**Exercise directions**.
Look for the line with "Give me the" in the data below, then reproduce word for word that line and every line after it. Leave out all pictures and add nothing.
======== Given entries
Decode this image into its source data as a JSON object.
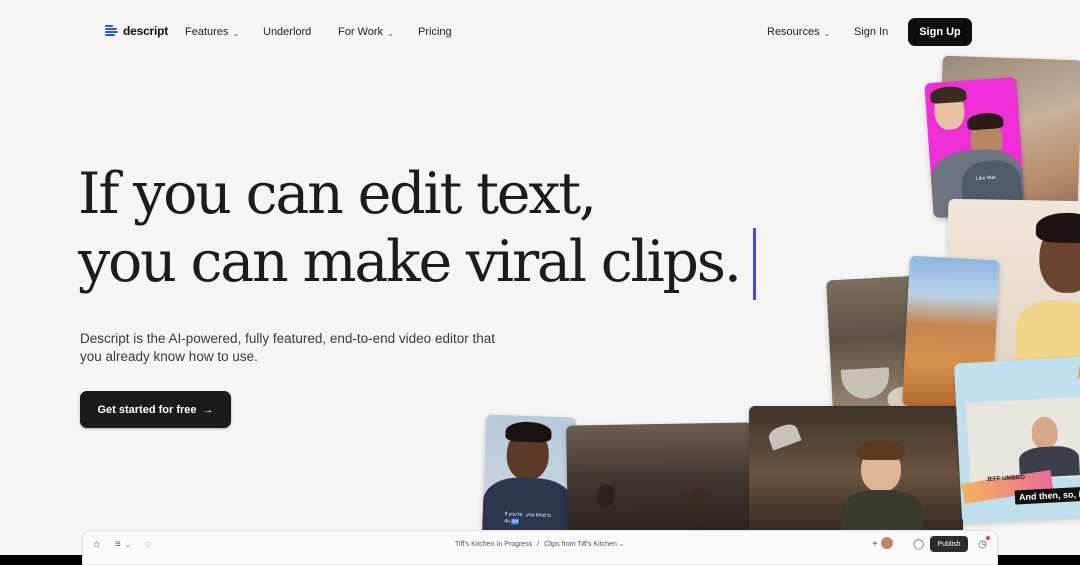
{
  "brand": {
    "name": "descript",
    "accent_color": "#1f5fe0"
  },
  "nav": {
    "features": "Features",
    "underlord": "Underlord",
    "for_work": "For Work",
    "pricing": "Pricing",
    "resources": "Resources",
    "sign_in": "Sign In",
    "sign_up": "Sign Up"
  },
  "hero": {
    "headline_line1": "If you can edit text,",
    "headline_line2": "you can make viral clips.",
    "caret_color": "#4b4bd6",
    "subtext": "Descript is the AI-powered, fully featured, end-to-end video editor that you already know how to use.",
    "cta_label": "Get started for free",
    "cta_arrow": "→"
  },
  "media": {
    "shirt_text": "Like Wat",
    "caption_card": "If you're , you tend to do",
    "caption_card_highlight": "aut",
    "name_tag": "JEFF UMBRO",
    "subtitle": "And then, so, i",
    "letter": "R"
  },
  "editor": {
    "breadcrumb_project": "Tiff's Kitchen In Progress",
    "breadcrumb_separator": "/",
    "breadcrumb_clip": "Clips from Tiff's Kitchen",
    "publish_label": "Publish",
    "icons": [
      "home-icon",
      "menu-icon",
      "chevron-down-icon",
      "status-icon",
      "add-collaborator-icon",
      "comment-icon",
      "share-icon",
      "timer-icon"
    ]
  }
}
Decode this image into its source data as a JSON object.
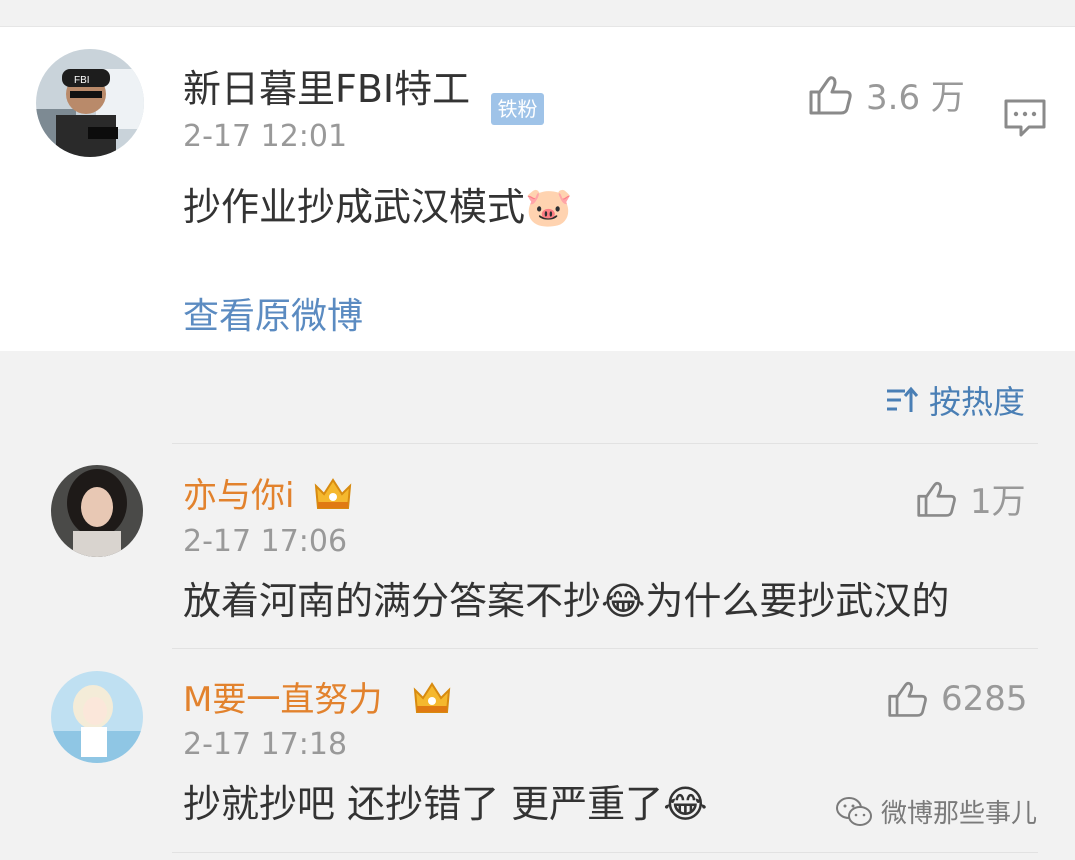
{
  "post": {
    "username": "新日暮里FBI特工",
    "badge": "铁粉",
    "time": "2-17 12:01",
    "text": "抄作业抄成武汉模式🐷",
    "likes": "3.6 万",
    "view_original": "查看原微博"
  },
  "sort": {
    "label": "按热度"
  },
  "comments": [
    {
      "username": "亦与你i",
      "time": "2-17 17:06",
      "text": "放着河南的满分答案不抄😂为什么要抄武汉的",
      "likes": "1万"
    },
    {
      "username": "M要一直努力",
      "time": "2-17 17:18",
      "text": "抄就抄吧  还抄错了  更严重了😂",
      "likes": "6285"
    }
  ],
  "watermark": {
    "text": "微博那些事儿"
  },
  "colors": {
    "link": "#5b8bc1",
    "vip_name": "#e2822d",
    "muted": "#999999",
    "badge": "#9fc3e8"
  }
}
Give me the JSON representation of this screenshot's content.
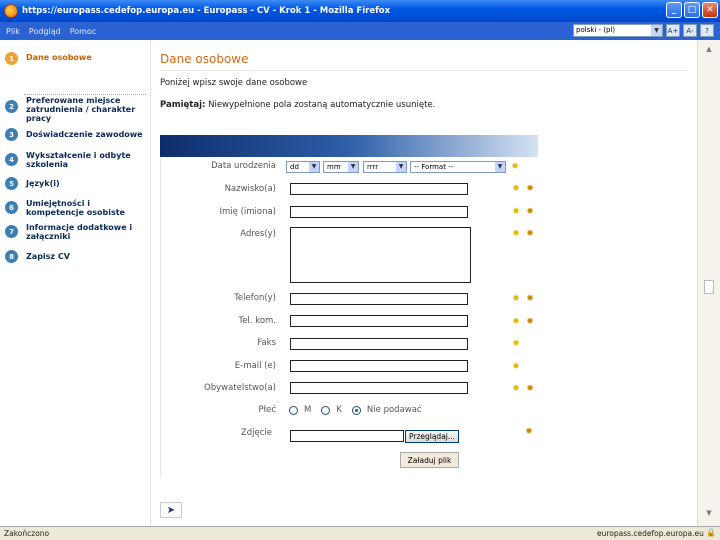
{
  "window": {
    "title": "https://europass.cedefop.europa.eu - Europass - CV - Krok 1 - Mozilla Firefox",
    "buttons": {
      "minimize": "_",
      "maximize": "□",
      "close": "✕"
    }
  },
  "menubar": {
    "items": [
      "Plik",
      "Podgląd",
      "Pomoc"
    ],
    "language": "polski - (pl)",
    "font_plus": "A+",
    "font_minus": "A-",
    "help": "?"
  },
  "sidebar": {
    "steps": [
      {
        "number": "1",
        "label": "Dane osobowe"
      },
      {
        "number": "2",
        "label": "Preferowane miejsce zatrudnienia / charakter pracy"
      },
      {
        "number": "3",
        "label": "Doświadczenie zawodowe"
      },
      {
        "number": "4",
        "label": "Wykształcenie i odbyte szkolenia"
      },
      {
        "number": "5",
        "label": "Język(i)"
      },
      {
        "number": "6",
        "label": "Umiejętności i kompetencje osobiste"
      },
      {
        "number": "7",
        "label": "Informacje dodatkowe i załączniki"
      },
      {
        "number": "8",
        "label": "Zapisz CV"
      }
    ]
  },
  "main": {
    "title": "Dane osobowe",
    "intro": "Poniżej wpisz swoje dane osobowe",
    "note_bold": "Pamiętaj:",
    "note_text": "Niewypełnione pola zostaną automatycznie usunięte."
  },
  "form": {
    "birth_date_label": "Data urodzenia",
    "day": "dd",
    "month": "mm",
    "year": "rrrr",
    "format": "-- Format --",
    "surname_label": "Nazwisko(a)",
    "firstname_label": "Imię (imiona)",
    "address_label": "Adres(y)",
    "phone_label": "Telefon(y)",
    "mobile_label": "Tel. kom.",
    "fax_label": "Faks",
    "email_label": "E-mail (e)",
    "nationality_label": "Obywatelstwo(a)",
    "gender_label": "Płeć",
    "gender_options": [
      "M",
      "K",
      "Nie podawać"
    ],
    "gender_selected": "Nie podawać",
    "photo_label": "Zdjęcie",
    "browse_button": "Przeglądaj...",
    "upload_button": "Załaduj plik"
  },
  "next_arrow": "➤",
  "status": {
    "left": "Zakończono",
    "right": "europass.cedefop.europa.eu"
  }
}
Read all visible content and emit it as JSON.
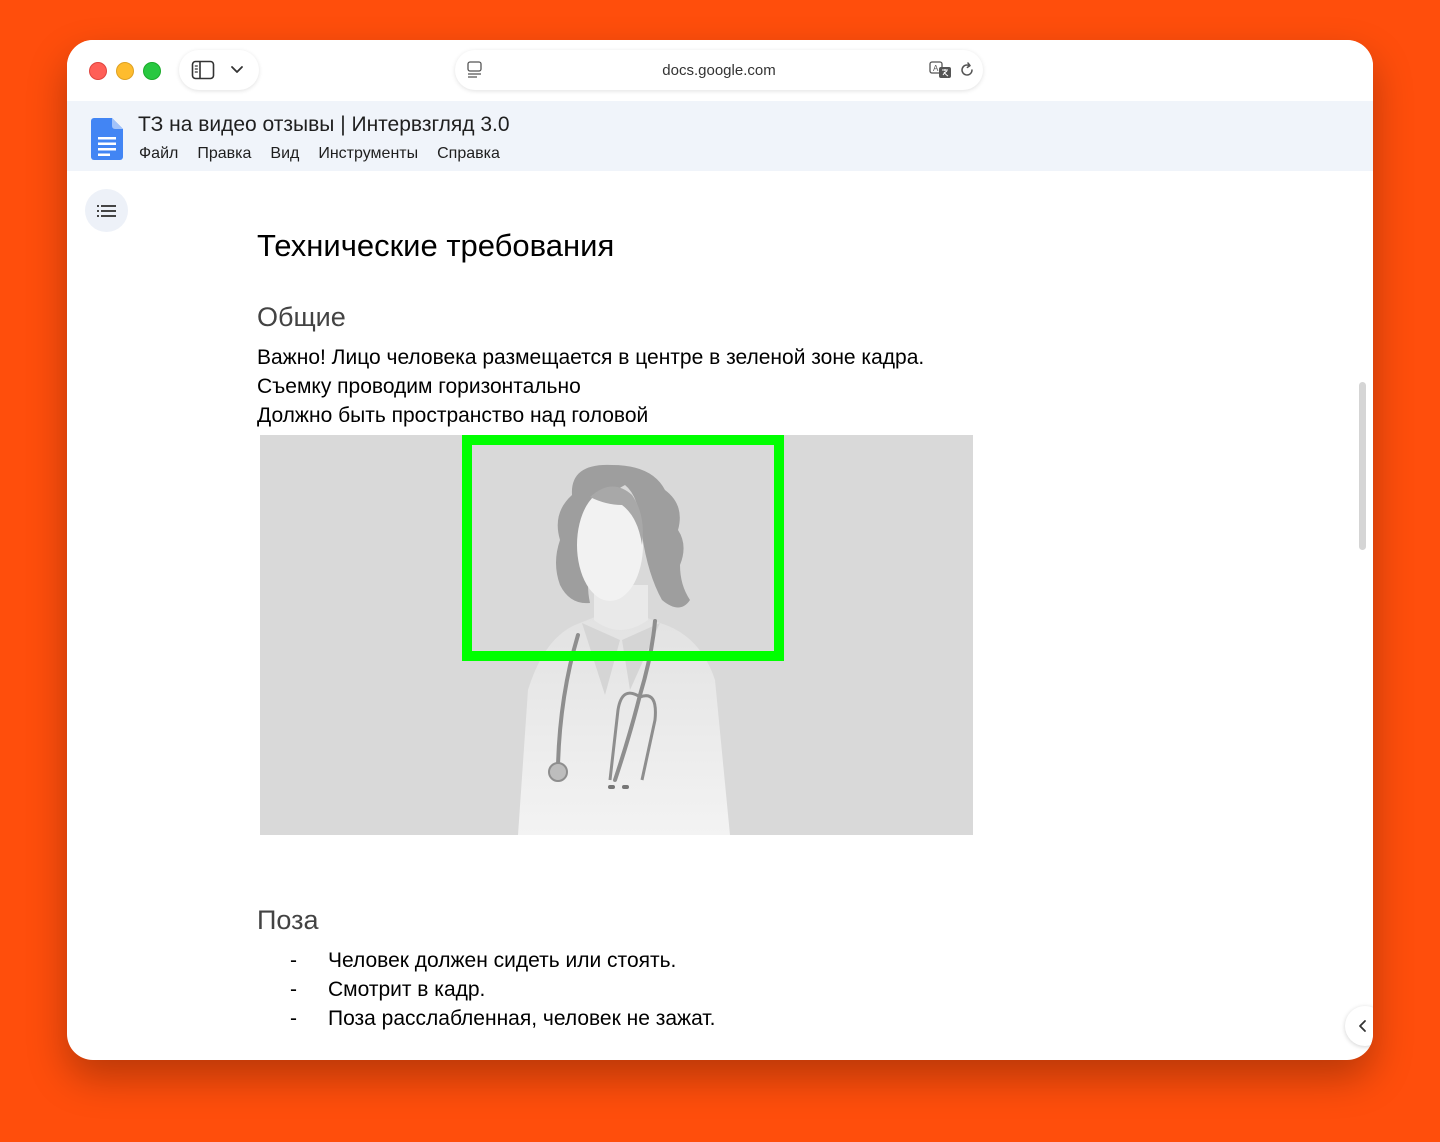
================
**Answer space**.
Give me the JSON representation of this screenshot's content.
{
  "window": {
    "title": "https://europass.cedefop.europa.eu - Europass - CV - Krok 1 - Mozilla Firefox",
    "buttons": {
      "minimize": "_",
      "maximize": "□",
      "close": "✕"
    }
  },
  "menubar": {
    "items": [
      "Plik",
      "Podgląd",
      "Pomoc"
    ],
    "language": "polski - (pl)",
    "font_plus": "A+",
    "font_minus": "A-",
    "help": "?"
  },
  "sidebar": {
    "steps": [
      {
        "number": "1",
        "label": "Dane osobowe"
      },
      {
        "number": "2",
        "label": "Preferowane miejsce zatrudnienia / charakter pracy"
      },
      {
        "number": "3",
        "label": "Doświadczenie zawodowe"
      },
      {
        "number": "4",
        "label": "Wykształcenie i odbyte szkolenia"
      },
      {
        "number": "5",
        "label": "Język(i)"
      },
      {
        "number": "6",
        "label": "Umiejętności i kompetencje osobiste"
      },
      {
        "number": "7",
        "label": "Informacje dodatkowe i załączniki"
      },
      {
        "number": "8",
        "label": "Zapisz CV"
      }
    ]
  },
  "main": {
    "title": "Dane osobowe",
    "intro": "Poniżej wpisz swoje dane osobowe",
    "note_bold": "Pamiętaj:",
    "note_text": "Niewypełnione pola zostaną automatycznie usunięte."
  },
  "form": {
    "birth_date_label": "Data urodzenia",
    "day": "dd",
    "month": "mm",
    "year": "rrrr",
    "format": "-- Format --",
    "surname_label": "Nazwisko(a)",
    "firstname_label": "Imię (imiona)",
    "address_label": "Adres(y)",
    "phone_label": "Telefon(y)",
    "mobile_label": "Tel. kom.",
    "fax_label": "Faks",
    "email_label": "E-mail (e)",
    "nationality_label": "Obywatelstwo(a)",
    "gender_label": "Płeć",
    "gender_options": [
      "M",
      "K",
      "Nie podawać"
    ],
    "gender_selected": "Nie podawać",
    "photo_label": "Zdjęcie",
    "browse_button": "Przeglądaj...",
    "upload_button": "Załaduj plik"
  },
  "next_arrow": "➤",
  "status": {
    "left": "Zakończono",
    "right": "europass.cedefop.europa.eu"
  }
}
Read all visible content and emit it as JSON.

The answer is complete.